Report each line of the records below that holds the word "intel".

Component data from apps and pages:
* * * * * * *
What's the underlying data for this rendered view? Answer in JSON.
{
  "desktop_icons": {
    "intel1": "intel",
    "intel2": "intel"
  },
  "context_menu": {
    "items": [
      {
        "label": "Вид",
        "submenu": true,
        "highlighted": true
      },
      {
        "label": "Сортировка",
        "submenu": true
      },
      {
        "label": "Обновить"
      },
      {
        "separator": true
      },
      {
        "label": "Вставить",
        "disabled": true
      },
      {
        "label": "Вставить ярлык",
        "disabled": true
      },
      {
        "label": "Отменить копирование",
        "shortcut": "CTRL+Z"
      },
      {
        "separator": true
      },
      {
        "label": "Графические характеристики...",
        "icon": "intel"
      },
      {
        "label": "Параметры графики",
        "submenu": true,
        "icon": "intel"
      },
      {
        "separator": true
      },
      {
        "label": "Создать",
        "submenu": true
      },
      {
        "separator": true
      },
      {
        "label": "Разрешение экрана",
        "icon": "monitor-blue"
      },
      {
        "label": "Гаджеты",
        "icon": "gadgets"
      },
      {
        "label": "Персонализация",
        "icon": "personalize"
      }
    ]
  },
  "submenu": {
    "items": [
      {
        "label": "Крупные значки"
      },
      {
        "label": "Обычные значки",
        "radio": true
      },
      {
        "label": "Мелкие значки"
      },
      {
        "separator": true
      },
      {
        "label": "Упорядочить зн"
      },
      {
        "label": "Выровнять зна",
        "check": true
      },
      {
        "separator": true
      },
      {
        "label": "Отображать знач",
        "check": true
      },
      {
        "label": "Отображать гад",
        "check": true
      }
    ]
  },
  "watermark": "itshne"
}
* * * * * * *
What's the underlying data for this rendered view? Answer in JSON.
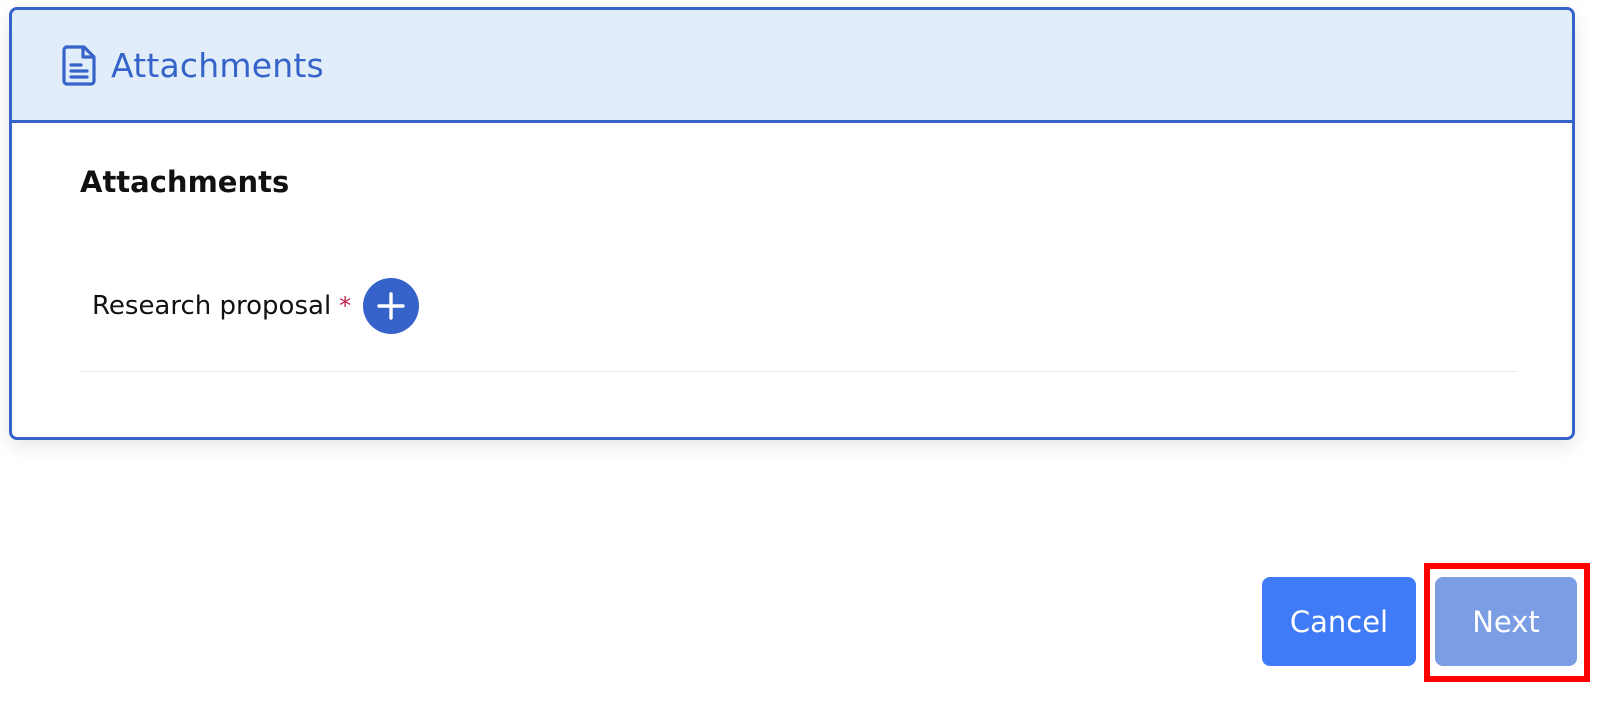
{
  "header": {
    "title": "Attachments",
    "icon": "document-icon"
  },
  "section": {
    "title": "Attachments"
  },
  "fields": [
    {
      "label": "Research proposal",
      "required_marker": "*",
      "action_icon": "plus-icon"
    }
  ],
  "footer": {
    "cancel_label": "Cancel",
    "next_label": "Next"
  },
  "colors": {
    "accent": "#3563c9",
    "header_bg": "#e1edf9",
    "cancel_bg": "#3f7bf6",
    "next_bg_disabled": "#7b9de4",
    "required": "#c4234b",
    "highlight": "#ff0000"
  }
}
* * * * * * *
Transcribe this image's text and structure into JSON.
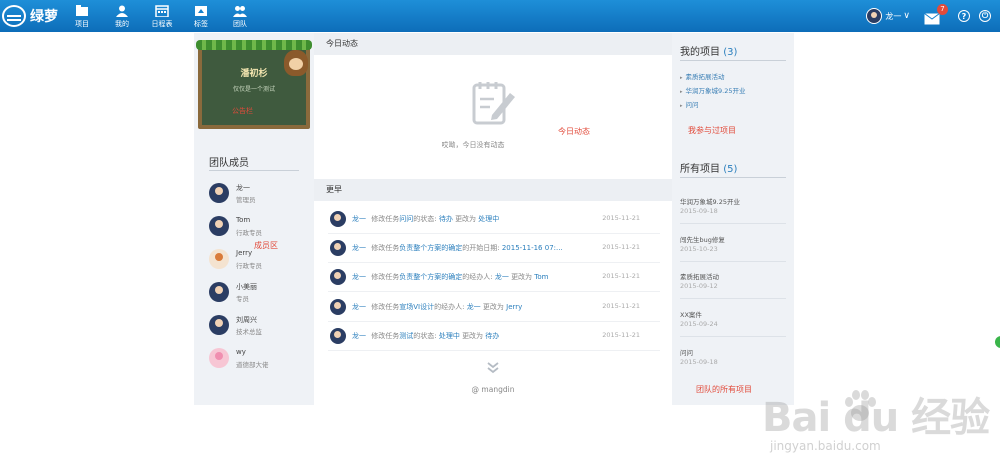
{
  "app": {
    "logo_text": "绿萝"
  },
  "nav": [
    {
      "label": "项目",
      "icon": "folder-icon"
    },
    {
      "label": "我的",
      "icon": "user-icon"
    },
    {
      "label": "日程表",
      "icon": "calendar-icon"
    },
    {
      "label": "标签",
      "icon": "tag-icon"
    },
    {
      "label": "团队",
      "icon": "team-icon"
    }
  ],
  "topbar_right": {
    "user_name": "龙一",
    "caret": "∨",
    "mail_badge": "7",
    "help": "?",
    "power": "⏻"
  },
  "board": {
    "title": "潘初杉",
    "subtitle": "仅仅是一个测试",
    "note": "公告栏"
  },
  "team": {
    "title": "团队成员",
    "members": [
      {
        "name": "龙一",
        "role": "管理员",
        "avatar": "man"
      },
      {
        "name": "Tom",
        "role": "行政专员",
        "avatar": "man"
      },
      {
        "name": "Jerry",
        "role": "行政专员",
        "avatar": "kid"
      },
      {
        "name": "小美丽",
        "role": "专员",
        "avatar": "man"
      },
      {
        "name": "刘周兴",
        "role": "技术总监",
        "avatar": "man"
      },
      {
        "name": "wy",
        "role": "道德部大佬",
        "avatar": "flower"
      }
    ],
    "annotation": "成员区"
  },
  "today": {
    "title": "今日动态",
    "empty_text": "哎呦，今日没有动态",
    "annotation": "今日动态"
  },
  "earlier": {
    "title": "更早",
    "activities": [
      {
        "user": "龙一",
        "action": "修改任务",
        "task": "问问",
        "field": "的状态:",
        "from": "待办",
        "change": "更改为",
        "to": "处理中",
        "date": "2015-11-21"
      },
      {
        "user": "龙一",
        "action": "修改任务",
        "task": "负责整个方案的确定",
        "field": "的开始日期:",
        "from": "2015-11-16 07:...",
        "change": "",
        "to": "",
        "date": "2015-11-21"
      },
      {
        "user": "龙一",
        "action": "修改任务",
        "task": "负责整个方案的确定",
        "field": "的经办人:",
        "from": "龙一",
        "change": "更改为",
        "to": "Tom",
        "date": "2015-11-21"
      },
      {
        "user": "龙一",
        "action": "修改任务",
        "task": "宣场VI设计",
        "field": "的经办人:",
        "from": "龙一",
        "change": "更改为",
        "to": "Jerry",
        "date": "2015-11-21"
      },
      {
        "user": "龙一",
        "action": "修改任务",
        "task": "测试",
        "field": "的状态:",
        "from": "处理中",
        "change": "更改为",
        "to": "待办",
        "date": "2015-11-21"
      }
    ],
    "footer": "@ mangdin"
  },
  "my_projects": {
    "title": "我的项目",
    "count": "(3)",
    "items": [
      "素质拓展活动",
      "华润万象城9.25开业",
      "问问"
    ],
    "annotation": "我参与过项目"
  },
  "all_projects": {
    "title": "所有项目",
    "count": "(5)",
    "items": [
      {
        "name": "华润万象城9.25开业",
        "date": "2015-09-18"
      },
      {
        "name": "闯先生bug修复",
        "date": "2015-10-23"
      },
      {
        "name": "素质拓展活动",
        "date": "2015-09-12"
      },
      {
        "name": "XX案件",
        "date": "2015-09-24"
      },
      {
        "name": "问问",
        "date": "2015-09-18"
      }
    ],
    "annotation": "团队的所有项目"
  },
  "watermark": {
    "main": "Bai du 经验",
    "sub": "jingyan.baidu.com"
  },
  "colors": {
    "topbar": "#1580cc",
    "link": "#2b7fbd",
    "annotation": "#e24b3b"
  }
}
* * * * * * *
## Response box
    "intel1": "intel",
    "intel2": "intel"
        "icon": "intel"
        "icon": "intel"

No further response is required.